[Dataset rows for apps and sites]
►

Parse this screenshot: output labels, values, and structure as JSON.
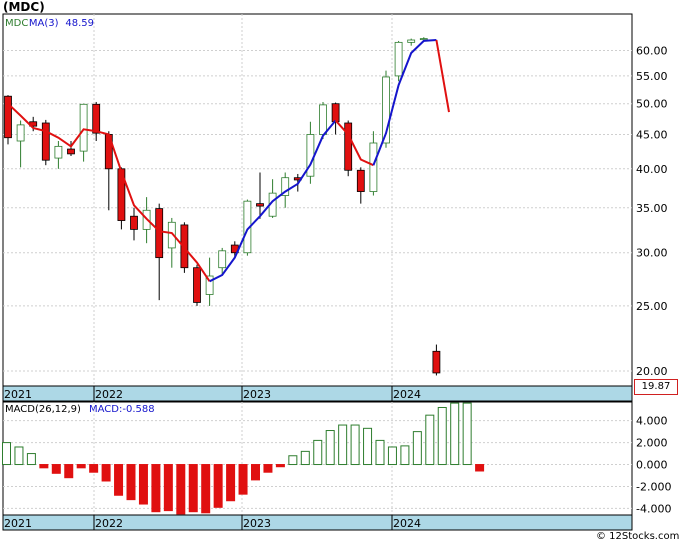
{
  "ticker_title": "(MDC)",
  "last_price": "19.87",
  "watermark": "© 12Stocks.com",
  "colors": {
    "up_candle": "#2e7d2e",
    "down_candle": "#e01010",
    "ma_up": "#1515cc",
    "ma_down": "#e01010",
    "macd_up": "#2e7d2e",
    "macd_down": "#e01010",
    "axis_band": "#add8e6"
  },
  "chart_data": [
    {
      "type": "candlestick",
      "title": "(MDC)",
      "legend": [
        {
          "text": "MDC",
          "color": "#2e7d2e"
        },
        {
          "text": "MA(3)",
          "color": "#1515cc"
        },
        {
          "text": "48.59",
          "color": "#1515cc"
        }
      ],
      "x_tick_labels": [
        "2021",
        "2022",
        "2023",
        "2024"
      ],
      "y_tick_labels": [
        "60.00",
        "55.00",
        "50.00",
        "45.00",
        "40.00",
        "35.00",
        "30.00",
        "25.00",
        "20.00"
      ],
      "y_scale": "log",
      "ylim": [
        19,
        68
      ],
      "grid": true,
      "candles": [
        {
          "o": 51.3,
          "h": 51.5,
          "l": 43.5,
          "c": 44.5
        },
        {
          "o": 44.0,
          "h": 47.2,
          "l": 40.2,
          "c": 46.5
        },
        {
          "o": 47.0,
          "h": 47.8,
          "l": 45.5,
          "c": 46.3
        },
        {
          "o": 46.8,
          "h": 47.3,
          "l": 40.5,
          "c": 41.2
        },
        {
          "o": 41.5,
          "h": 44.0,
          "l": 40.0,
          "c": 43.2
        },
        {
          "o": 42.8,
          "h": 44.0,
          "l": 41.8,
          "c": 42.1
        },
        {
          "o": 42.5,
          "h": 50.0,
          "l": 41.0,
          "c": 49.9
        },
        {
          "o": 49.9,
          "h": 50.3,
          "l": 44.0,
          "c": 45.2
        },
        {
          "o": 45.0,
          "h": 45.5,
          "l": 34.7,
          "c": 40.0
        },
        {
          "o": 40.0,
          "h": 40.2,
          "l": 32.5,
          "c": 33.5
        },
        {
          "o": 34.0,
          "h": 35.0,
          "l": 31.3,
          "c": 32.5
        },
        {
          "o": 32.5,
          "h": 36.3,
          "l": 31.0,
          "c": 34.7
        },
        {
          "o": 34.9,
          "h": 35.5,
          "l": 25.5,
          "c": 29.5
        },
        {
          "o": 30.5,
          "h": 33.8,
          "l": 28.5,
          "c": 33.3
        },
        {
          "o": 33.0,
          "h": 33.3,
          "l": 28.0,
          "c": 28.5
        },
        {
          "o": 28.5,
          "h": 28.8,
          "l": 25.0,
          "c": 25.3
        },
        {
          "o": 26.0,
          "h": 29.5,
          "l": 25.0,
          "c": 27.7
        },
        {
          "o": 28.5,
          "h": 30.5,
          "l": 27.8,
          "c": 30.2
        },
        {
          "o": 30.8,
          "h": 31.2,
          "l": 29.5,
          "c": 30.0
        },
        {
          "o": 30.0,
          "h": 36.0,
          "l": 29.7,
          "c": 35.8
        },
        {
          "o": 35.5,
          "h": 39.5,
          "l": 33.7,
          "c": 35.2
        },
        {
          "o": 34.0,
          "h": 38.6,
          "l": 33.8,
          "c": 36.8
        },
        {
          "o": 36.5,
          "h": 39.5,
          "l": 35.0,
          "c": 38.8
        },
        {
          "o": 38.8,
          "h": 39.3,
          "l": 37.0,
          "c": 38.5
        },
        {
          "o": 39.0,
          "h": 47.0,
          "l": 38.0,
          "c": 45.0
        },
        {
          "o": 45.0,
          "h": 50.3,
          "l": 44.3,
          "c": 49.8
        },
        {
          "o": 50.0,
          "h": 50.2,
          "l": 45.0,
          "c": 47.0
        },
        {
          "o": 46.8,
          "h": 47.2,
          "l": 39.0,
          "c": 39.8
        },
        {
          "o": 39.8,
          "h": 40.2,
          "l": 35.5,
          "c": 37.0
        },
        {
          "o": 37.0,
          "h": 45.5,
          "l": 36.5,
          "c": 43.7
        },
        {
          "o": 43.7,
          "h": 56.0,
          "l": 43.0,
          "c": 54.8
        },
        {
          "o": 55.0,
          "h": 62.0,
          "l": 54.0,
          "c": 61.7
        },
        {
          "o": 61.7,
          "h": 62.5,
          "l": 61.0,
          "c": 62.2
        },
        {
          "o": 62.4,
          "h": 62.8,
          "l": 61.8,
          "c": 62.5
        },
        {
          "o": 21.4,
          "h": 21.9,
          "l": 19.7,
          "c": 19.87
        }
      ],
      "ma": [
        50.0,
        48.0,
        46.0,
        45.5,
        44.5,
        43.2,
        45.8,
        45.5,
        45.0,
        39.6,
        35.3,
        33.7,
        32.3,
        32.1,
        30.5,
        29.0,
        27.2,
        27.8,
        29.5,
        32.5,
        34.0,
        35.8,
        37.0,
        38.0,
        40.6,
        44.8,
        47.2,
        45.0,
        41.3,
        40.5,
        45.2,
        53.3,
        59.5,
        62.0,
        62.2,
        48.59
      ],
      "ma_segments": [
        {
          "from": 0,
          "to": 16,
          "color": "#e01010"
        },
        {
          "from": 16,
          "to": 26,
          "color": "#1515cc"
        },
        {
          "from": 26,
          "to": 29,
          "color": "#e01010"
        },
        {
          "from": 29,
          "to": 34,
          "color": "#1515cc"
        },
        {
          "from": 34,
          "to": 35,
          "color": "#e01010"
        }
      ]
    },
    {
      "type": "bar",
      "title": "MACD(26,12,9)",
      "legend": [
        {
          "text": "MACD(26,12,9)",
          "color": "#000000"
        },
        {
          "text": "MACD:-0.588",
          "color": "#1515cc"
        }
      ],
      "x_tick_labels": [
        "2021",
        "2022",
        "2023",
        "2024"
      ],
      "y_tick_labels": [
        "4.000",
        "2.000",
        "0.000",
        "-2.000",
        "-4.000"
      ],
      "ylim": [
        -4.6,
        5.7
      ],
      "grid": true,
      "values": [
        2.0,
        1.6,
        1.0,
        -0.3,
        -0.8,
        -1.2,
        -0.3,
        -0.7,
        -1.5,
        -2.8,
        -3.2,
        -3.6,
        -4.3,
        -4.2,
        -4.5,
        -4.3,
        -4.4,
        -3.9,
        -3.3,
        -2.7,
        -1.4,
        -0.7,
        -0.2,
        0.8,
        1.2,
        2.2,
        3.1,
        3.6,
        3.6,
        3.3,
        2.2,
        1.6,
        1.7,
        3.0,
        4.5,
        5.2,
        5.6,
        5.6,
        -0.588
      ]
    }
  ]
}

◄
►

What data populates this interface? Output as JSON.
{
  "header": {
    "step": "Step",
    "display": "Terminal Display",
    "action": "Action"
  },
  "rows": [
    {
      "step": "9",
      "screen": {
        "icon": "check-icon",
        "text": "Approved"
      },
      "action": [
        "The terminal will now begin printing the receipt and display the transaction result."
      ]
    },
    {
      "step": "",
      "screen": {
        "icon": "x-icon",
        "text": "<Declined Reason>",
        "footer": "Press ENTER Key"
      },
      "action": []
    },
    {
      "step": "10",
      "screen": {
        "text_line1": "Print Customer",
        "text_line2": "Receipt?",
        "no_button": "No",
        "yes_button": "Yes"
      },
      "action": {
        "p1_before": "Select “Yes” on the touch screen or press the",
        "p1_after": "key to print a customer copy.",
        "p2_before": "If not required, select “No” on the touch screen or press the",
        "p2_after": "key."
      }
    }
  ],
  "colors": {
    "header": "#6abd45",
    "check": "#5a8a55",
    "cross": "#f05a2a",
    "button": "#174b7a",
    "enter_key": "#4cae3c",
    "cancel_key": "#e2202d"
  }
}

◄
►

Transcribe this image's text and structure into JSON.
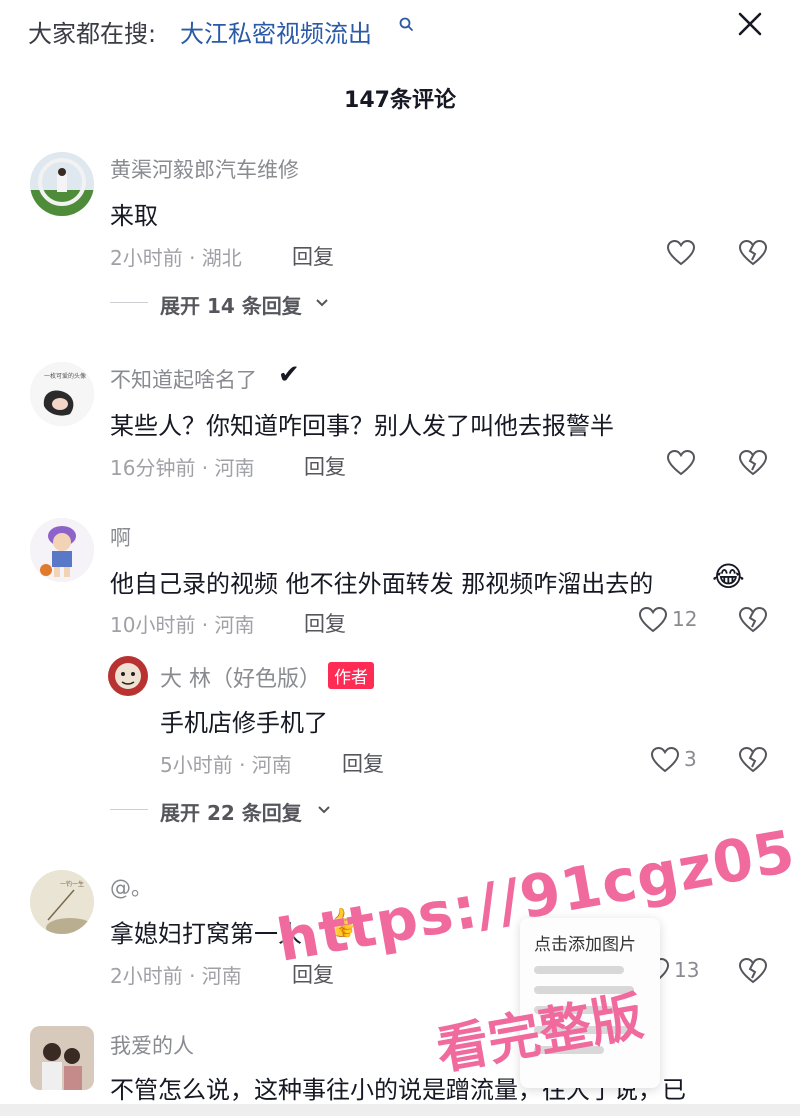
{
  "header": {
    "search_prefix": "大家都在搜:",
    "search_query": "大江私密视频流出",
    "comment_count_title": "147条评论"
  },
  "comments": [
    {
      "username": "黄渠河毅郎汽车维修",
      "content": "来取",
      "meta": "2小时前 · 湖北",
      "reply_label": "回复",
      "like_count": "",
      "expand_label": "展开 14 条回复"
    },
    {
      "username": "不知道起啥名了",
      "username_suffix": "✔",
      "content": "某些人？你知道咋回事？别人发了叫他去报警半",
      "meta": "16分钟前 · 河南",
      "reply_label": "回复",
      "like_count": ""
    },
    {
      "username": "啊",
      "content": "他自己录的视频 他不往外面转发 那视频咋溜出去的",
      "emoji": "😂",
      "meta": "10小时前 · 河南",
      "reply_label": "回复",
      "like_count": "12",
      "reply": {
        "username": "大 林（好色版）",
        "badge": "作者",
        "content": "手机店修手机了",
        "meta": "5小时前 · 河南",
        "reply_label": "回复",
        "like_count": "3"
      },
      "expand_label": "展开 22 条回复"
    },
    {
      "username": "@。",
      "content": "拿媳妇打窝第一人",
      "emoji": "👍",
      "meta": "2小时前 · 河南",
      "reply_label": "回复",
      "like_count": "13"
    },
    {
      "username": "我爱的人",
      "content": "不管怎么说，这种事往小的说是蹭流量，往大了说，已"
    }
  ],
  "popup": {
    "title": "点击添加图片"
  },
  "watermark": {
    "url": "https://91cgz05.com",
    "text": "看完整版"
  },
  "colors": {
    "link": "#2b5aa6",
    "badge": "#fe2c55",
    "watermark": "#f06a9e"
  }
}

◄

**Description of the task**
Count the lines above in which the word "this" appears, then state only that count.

**Reply**
3